As for the cooking time, a Christmas pudding for four people will take between 7-9 minutes on a medium-high power setting (70 percent).

You can, says Marshall-Jenkinson, cook your main in the microwave. “I’d put a chicken or small turkey in a roasting bag, put it upside down for 20 minutes and then turn it the other way and to continue to cook.” To get the browned appearance you could rub some paprika onto the skin prior to cooking, or Marshall-Jenkinson’s personal favourite, Worcestershire sauce.


Genevieve Taylor author of Seared: The Ultimate Guide To Cooking Meat, explains the golden rules for barbecuing turkey, chief among them is to have the right kind of barbecue and enough time.

“You couldn't put a turkey on a small camping barbecue but equally you don't need anything fancy. Mine’s a standard round kettle barbecue and that’s fine.

“When cooking turkey you use heat, not flames… You light two small fires at either ends of the barbecue and then that gives you an area in the middle without any charcoal underneath and that's where [on the grill bars] you put your turkey. You’ll need a lid to retain the heat too.”

“If you want to have a smoky flavour, you need to put little blocks of wood onto the fire.” To add to the flavour, Taylor’s preferred liquid to baste the turkey with is coffee, butter and maple syrup. “Mopping your turkey will keep the surface moist which is really good for attracting smoke to stick to it.”

“A 6kg turkey can take a couple of hours,” says Taylor. However, you shouldn’t “cook to a time, cook to temperature,” says Taylor. “It's much more reliable to use a meat probe and cook it until it's done.” A safe temperature is 73C, says Taylor.

“On the base of the barbecue, under the turkey, I would put an old roasting tin with vegetables such as carrots, onion and celery, some herbs and liquid, then as the turkey's cooking, the juices drip into the tray under it. And then by the time the turkey’s cooked, your gravy is nearly done.”

The Food Programme: Barbecuing turkey
Christmas pudding in the pressure cooker

Pressure cooker

Catherine Phipps, author of Modern Pressure Cooking, uses the cooking device for speeding up Christmas dishes and saving on energy.

“You can par-boil veg – like potatoes, parsnips and carrots – in a steamer for just a minute and then they’ll be ready to roast [or air fry]. Put a little water in the base, just a centimetre is plenty, then salt it, bring it up to pressure, cook for one minute, fast-release and they’ll be done.

Red cabbage is the same, if you want it to be fairly al dente, cook for a minute but if you want it soft and melting, with apple in there as well, it needs three minutes.”

The festive dish most associated with pressure cookers is Christmas pudding: “Steam it conventionally for the first 15 minutes – to allow it to rise.
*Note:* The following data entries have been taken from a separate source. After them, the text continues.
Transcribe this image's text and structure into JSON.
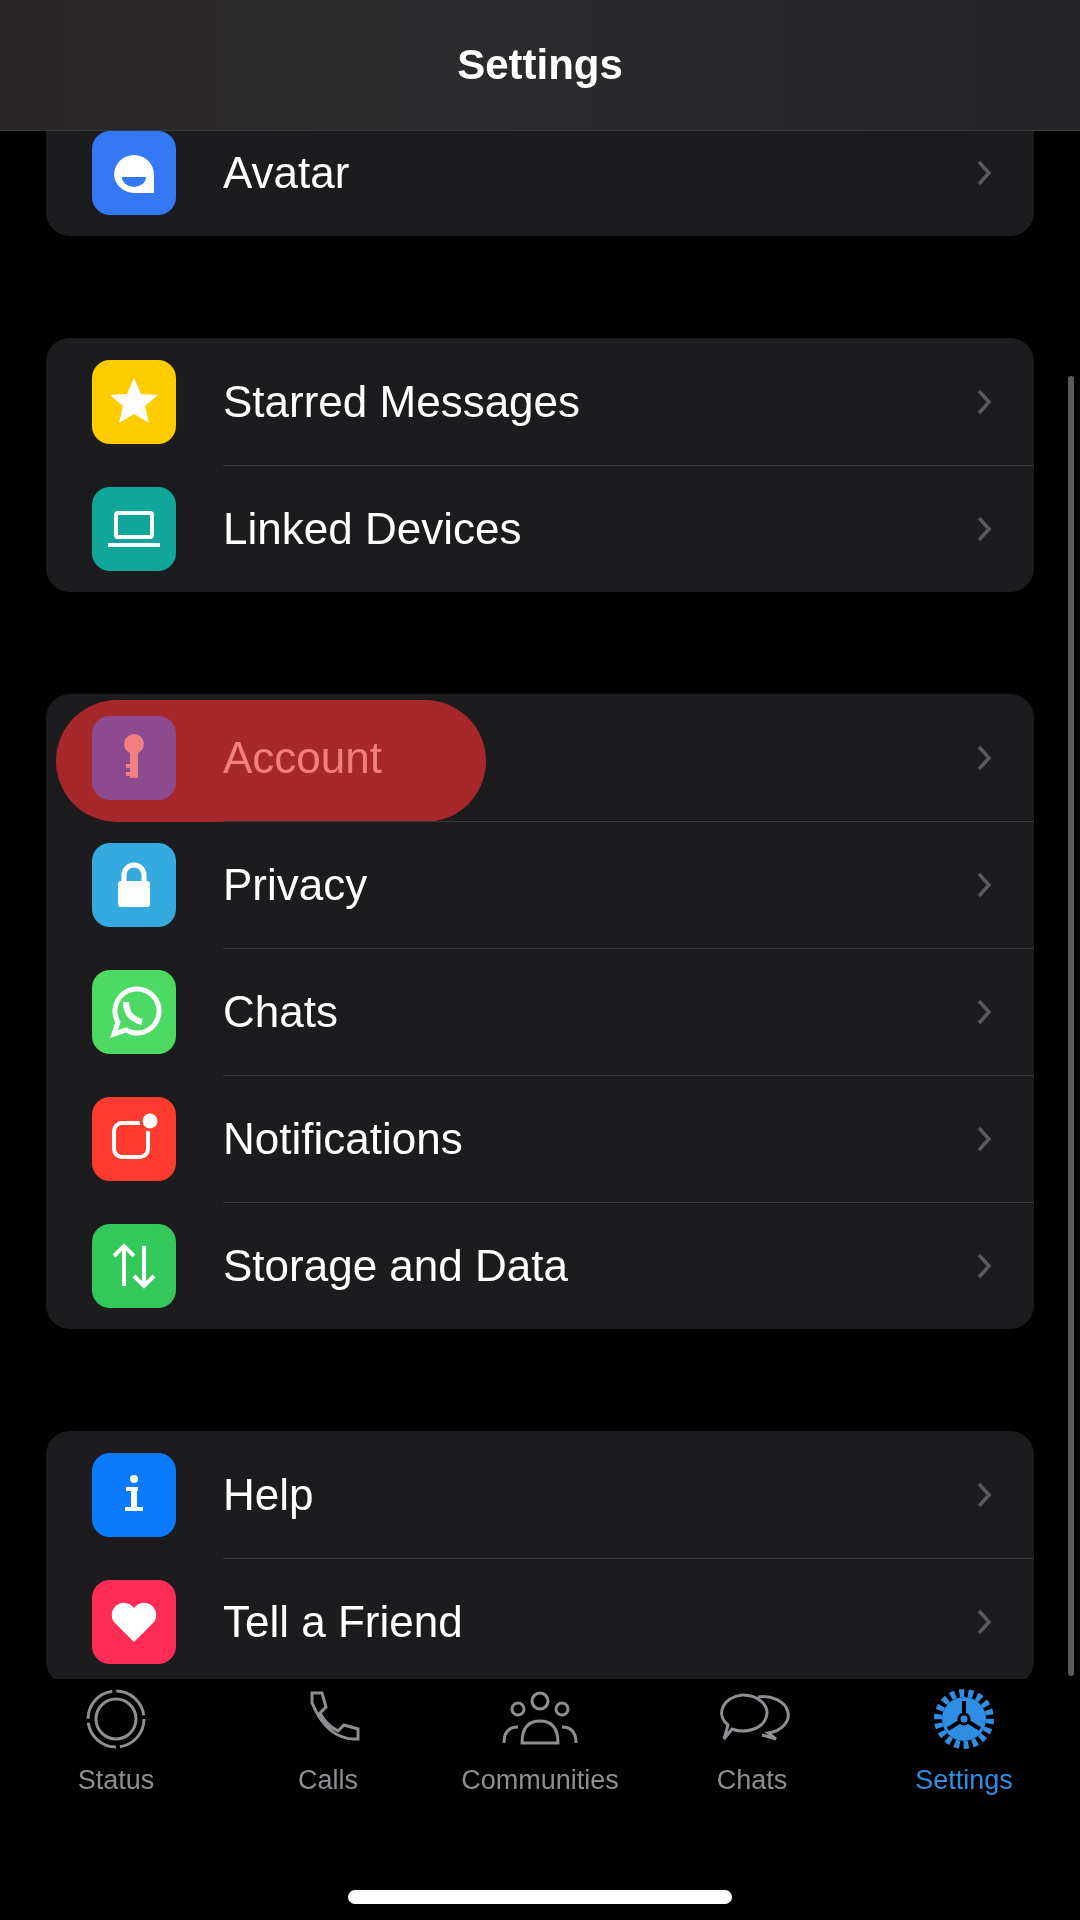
{
  "header": {
    "title": "Settings"
  },
  "groups": [
    {
      "items": [
        {
          "label": "Avatar",
          "kind": "avatar",
          "color": "#3478f6",
          "highlighted": false
        }
      ]
    },
    {
      "items": [
        {
          "label": "Starred Messages",
          "kind": "star",
          "color": "#ffcc00",
          "highlighted": false
        },
        {
          "label": "Linked Devices",
          "kind": "laptop",
          "color": "#10a79a",
          "highlighted": false
        }
      ]
    },
    {
      "items": [
        {
          "label": "Account",
          "kind": "key",
          "color": "#8e4a8e",
          "highlighted": true
        },
        {
          "label": "Privacy",
          "kind": "lock",
          "color": "#35aadf",
          "highlighted": false
        },
        {
          "label": "Chats",
          "kind": "whatsapp",
          "color": "#4cd964",
          "highlighted": false
        },
        {
          "label": "Notifications",
          "kind": "notification",
          "color": "#ff3b30",
          "highlighted": false
        },
        {
          "label": "Storage and Data",
          "kind": "arrows",
          "color": "#34c759",
          "highlighted": false
        }
      ]
    },
    {
      "items": [
        {
          "label": "Help",
          "kind": "info",
          "color": "#0a7aff",
          "highlighted": false
        },
        {
          "label": "Tell a Friend",
          "kind": "heart",
          "color": "#ff2d55",
          "highlighted": false
        }
      ]
    }
  ],
  "tabs": [
    {
      "label": "Status",
      "kind": "status",
      "selected": false
    },
    {
      "label": "Calls",
      "kind": "calls",
      "selected": false
    },
    {
      "label": "Communities",
      "kind": "communities",
      "selected": false
    },
    {
      "label": "Chats",
      "kind": "chats",
      "selected": false
    },
    {
      "label": "Settings",
      "kind": "settings",
      "selected": true
    }
  ]
}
Then, you seal the pressure cooker and cook it. A large pudding will take two hours, a medium an hour and a half and it’ll be 40 minutes for a mini pudding. On the day re-heat it for 30 minutes.”

“If your pudding is large, but your pressure cooker isn’t,” says Phipps, “you don't have to put it on a trivet. Fold up a fabric napkin or a torn piece of tea towel place it at the bottom, add your pudding to it and a couple of centimetres of water in the base and that will stop it jiggling around.”

The pressure cooker will also make it easy to cook large joints of meat to fall-apart tenderness in half the time of conventional cooking. Perfect for a buffet pulled pork or honey roast ham.

Originally published November 2022